Even if police officers are providing help and are respectful, having to meet with them is not a sought-after activity. Whether your scenario involves violence, DUI, minor offenses or other criminal matters or drug, sex and white collar, it's wise to be aware of your rights and responsibilities. If you could be found guilt of criminal offenses or could face charges, contact a local criminal defense attorney right away.
Identification? Not Necessarily
Many people are not aware that they don't have to answer all police questions, even if they are behind the wheel. If they aren't driving, they don't always have to show ID either. These protections were put into the U.S. Constitution and seconded by Supreme Court justices. You have a right not to testify or speak against yourself, and you may usually walk away if you aren't being officially detained.
Even the best citizens need attorneys. Whether you have driven drunk and pushed the limits of other laws or not, you should take advantage of the protections available to you. Knowing all therules and being aware of the multiple situations in which they are applicable should be left up to professionals. It's also true that laws often get changed during lawmaker meetings, and many courts are constantly deciding new cases that shape the law further.
Know When to Talk
It's best to know your rights, but you should know that usually the cops aren't out to get you. Most are decent people, and causing an issue is most likely to hurt you in the end. You shouldn't want to make police officers feel like you're against them. This is yet one more reason to hire an attorney such as the expert counsel at accident injury lawyers smyrna on your defense team, especially after being arrested. An expert criminal defense lawyer can help you know when to be quiet.
Know When to Grant or Deny Permission

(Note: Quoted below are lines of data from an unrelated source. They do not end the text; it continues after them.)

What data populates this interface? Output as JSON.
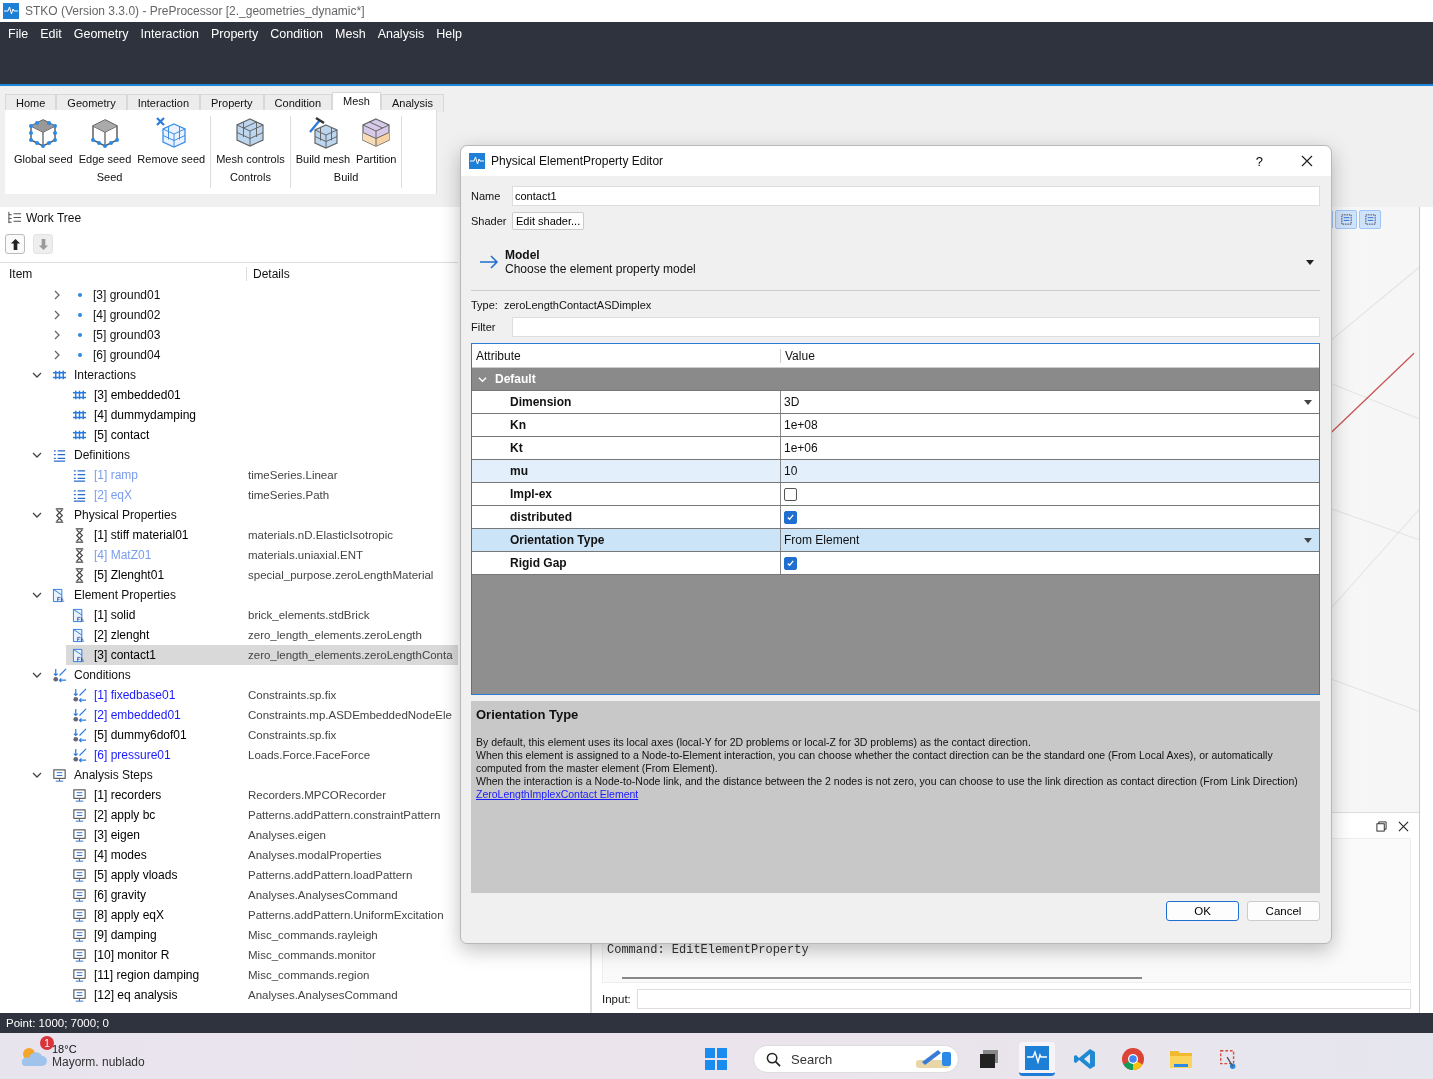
{
  "window": {
    "title": "STKO (Version 3.3.0) - PreProcessor [2._geometries_dynamic*]"
  },
  "menu": [
    "File",
    "Edit",
    "Geometry",
    "Interaction",
    "Property",
    "Condition",
    "Mesh",
    "Analysis",
    "Help"
  ],
  "ribbon_tabs": [
    {
      "label": "Home",
      "selected": false
    },
    {
      "label": "Geometry",
      "selected": false
    },
    {
      "label": "Interaction",
      "selected": false
    },
    {
      "label": "Property",
      "selected": false
    },
    {
      "label": "Condition",
      "selected": false
    },
    {
      "label": "Mesh",
      "selected": true
    },
    {
      "label": "Analysis",
      "selected": false
    }
  ],
  "ribbon_groups": [
    {
      "label": "Seed",
      "buttons": [
        {
          "label": "Global seed",
          "kind": "global_seed"
        },
        {
          "label": "Edge seed",
          "kind": "edge_seed"
        },
        {
          "label": "Remove seed",
          "kind": "remove_seed"
        }
      ]
    },
    {
      "label": "Controls",
      "buttons": [
        {
          "label": "Mesh controls",
          "kind": "mesh_controls"
        }
      ]
    },
    {
      "label": "Build",
      "buttons": [
        {
          "label": "Build mesh",
          "kind": "build_mesh"
        },
        {
          "label": "Partition",
          "kind": "partition"
        }
      ]
    }
  ],
  "work_tree": {
    "title": "Work Tree",
    "nav_buttons": [
      {
        "kind": "up",
        "disabled": false
      },
      {
        "kind": "down",
        "disabled": true
      }
    ],
    "columns": [
      "Item",
      "Details"
    ],
    "partial_items": [
      {
        "label": "[3] ground01",
        "expanded": false,
        "selected": false
      },
      {
        "label": "[4] ground02",
        "expanded": false,
        "selected": false
      },
      {
        "label": "[5] ground03",
        "expanded": false,
        "selected": false
      },
      {
        "label": "[6] ground04",
        "expanded": false,
        "selected": false
      }
    ],
    "groups": [
      {
        "label": "Interactions",
        "kind": "interaction",
        "expanded": true,
        "selected": false,
        "children": [
          {
            "label": "[3] embedded01",
            "color": "#000000",
            "selected": false
          },
          {
            "label": "[4] dummydamping",
            "color": "#000000",
            "selected": false
          },
          {
            "label": "[5] contact",
            "color": "#000000",
            "selected": false
          }
        ]
      },
      {
        "label": "Definitions",
        "kind": "definition",
        "expanded": true,
        "selected": false,
        "children": [
          {
            "label": "[1] ramp",
            "details": "timeSeries.Linear",
            "color": "#7a9cf0",
            "selected": false
          },
          {
            "label": "[2] eqX",
            "details": "timeSeries.Path",
            "color": "#7a9cf0",
            "selected": false
          }
        ]
      },
      {
        "label": "Physical Properties",
        "kind": "physical",
        "expanded": true,
        "selected": false,
        "children": [
          {
            "label": "[1] stiff material01",
            "details": "materials.nD.ElasticIsotropic",
            "color": "#000000",
            "selected": false
          },
          {
            "label": "[4] MatZ01",
            "details": "materials.uniaxial.ENT",
            "color": "#7a9cf0",
            "selected": false
          },
          {
            "label": "[5] Zlenght01",
            "details": "special_purpose.zeroLengthMaterial",
            "color": "#000000",
            "selected": false
          }
        ]
      },
      {
        "label": "Element Properties",
        "kind": "element",
        "expanded": true,
        "selected": false,
        "children": [
          {
            "label": "[1] solid",
            "details": "brick_elements.stdBrick",
            "color": "#000000",
            "selected": false
          },
          {
            "label": "[2] zlenght",
            "details": "zero_length_elements.zeroLength",
            "color": "#000000",
            "selected": false
          },
          {
            "label": "[3] contact1",
            "details": "zero_length_elements.zeroLengthConta",
            "color": "#000000",
            "selected": true
          }
        ]
      },
      {
        "label": "Conditions",
        "kind": "condition",
        "expanded": true,
        "selected": false,
        "children": [
          {
            "label": "[1] fixedbase01",
            "details": "Constraints.sp.fix",
            "color": "#1a1aff",
            "selected": false
          },
          {
            "label": "[2] embedded01",
            "details": "Constraints.mp.ASDEmbeddedNodeEle",
            "color": "#1a1aff",
            "selected": false
          },
          {
            "label": "[5] dummy6dof01",
            "details": "Constraints.sp.fix",
            "color": "#000000",
            "selected": false
          },
          {
            "label": "[6] pressure01",
            "details": "Loads.Force.FaceForce",
            "color": "#1a1aff",
            "selected": false
          }
        ]
      },
      {
        "label": "Analysis Steps",
        "kind": "analysis",
        "expanded": true,
        "selected": false,
        "children": [
          {
            "label": "[1] recorders",
            "details": "Recorders.MPCORecorder",
            "color": "#000000",
            "selected": false
          },
          {
            "label": "[2] apply bc",
            "details": "Patterns.addPattern.constraintPattern",
            "color": "#000000",
            "selected": false
          },
          {
            "label": "[3] eigen",
            "details": "Analyses.eigen",
            "color": "#000000",
            "selected": false
          },
          {
            "label": "[4] modes",
            "details": "Analyses.modalProperties",
            "color": "#000000",
            "selected": false
          },
          {
            "label": "[5] apply vloads",
            "details": "Patterns.addPattern.loadPattern",
            "color": "#000000",
            "selected": false
          },
          {
            "label": "[6] gravity",
            "details": "Analyses.AnalysesCommand",
            "color": "#000000",
            "selected": false
          },
          {
            "label": "[8] apply eqX",
            "details": "Patterns.addPattern.UniformExcitation",
            "color": "#000000",
            "selected": false
          },
          {
            "label": "[9] damping",
            "details": "Misc_commands.rayleigh",
            "color": "#000000",
            "selected": false
          },
          {
            "label": "[10] monitor R",
            "details": "Misc_commands.monitor",
            "color": "#000000",
            "selected": false
          },
          {
            "label": "[11] region damping",
            "details": "Misc_commands.region",
            "color": "#000000",
            "selected": false
          },
          {
            "label": "[12] eq analysis",
            "details": "Analyses.AnalysesCommand",
            "color": "#000000",
            "selected": false
          }
        ]
      }
    ]
  },
  "console": {
    "command": "Command: EditElementProperty",
    "input_label": "Input:"
  },
  "status_bar": "Point: 1000; 7000; 0",
  "dialog": {
    "title": "Physical ElementProperty Editor",
    "help_button": "?",
    "name_label": "Name",
    "name_value": "contact1",
    "shader_label": "Shader",
    "shader_button": "Edit shader...",
    "model_title": "Model",
    "model_subtitle": "Choose the element property model",
    "type_label": "Type:",
    "type_value": "zeroLengthContactASDimplex",
    "filter_label": "Filter",
    "table_columns": [
      "Attribute",
      "Value"
    ],
    "group": {
      "label": "Default",
      "expanded": true
    },
    "rows": [
      {
        "attribute": "Dimension",
        "kind": "combo",
        "value": "3D",
        "selected": false,
        "hovered": false
      },
      {
        "attribute": "Kn",
        "kind": "text",
        "value": "1e+08",
        "selected": false,
        "hovered": false
      },
      {
        "attribute": "Kt",
        "kind": "text",
        "value": "1e+06",
        "selected": false,
        "hovered": false
      },
      {
        "attribute": "mu",
        "kind": "text",
        "value": "10",
        "selected": false,
        "hovered": true
      },
      {
        "attribute": "Impl-ex",
        "kind": "checkbox",
        "checked": false,
        "selected": false,
        "hovered": false
      },
      {
        "attribute": "distributed",
        "kind": "checkbox",
        "checked": true,
        "selected": false,
        "hovered": false
      },
      {
        "attribute": "Orientation Type",
        "kind": "combo",
        "value": "From Element",
        "selected": true,
        "hovered": false
      },
      {
        "attribute": "Rigid Gap",
        "kind": "checkbox",
        "checked": true,
        "selected": false,
        "hovered": false
      }
    ],
    "help_title": "Orientation Type",
    "help_paragraphs": [
      "By default, this element uses its local axes (local-Y for 2D problems or local-Z for 3D problems) as the contact direction.",
      "When this element is assigned to a Node-to-Element interaction, you can choose whether the contact direction can be the standard one (From Local Axes), or automatically computed from the master element (From Element).",
      "When the interaction is a Node-to-Node link, and the distance between the 2 nodes is not zero, you can choose to use the link direction as contact direction (From Link Direction)"
    ],
    "help_link": "ZeroLengthImplexContact Element",
    "buttons": [
      {
        "label": "OK",
        "default": true
      },
      {
        "label": "Cancel",
        "default": false
      }
    ]
  },
  "taskbar": {
    "weather_badge": "1",
    "temperature": "18°C",
    "weather": "Mayorm. nublado",
    "search_placeholder": "Search",
    "apps": [
      {
        "kind": "task_view",
        "active": false
      },
      {
        "kind": "stko",
        "active": true
      },
      {
        "kind": "code",
        "active": false
      },
      {
        "kind": "browser",
        "active": false
      },
      {
        "kind": "folder",
        "active": false
      },
      {
        "kind": "snip",
        "active": false
      }
    ]
  }
}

You don't have to give permission to search through your home or vehicle. However, if you start talking, leave evidence of criminal activity in plain sight, or submit to a search, any information collected could be used against you in future criminal defense proceedings. It's usually good to deny permission.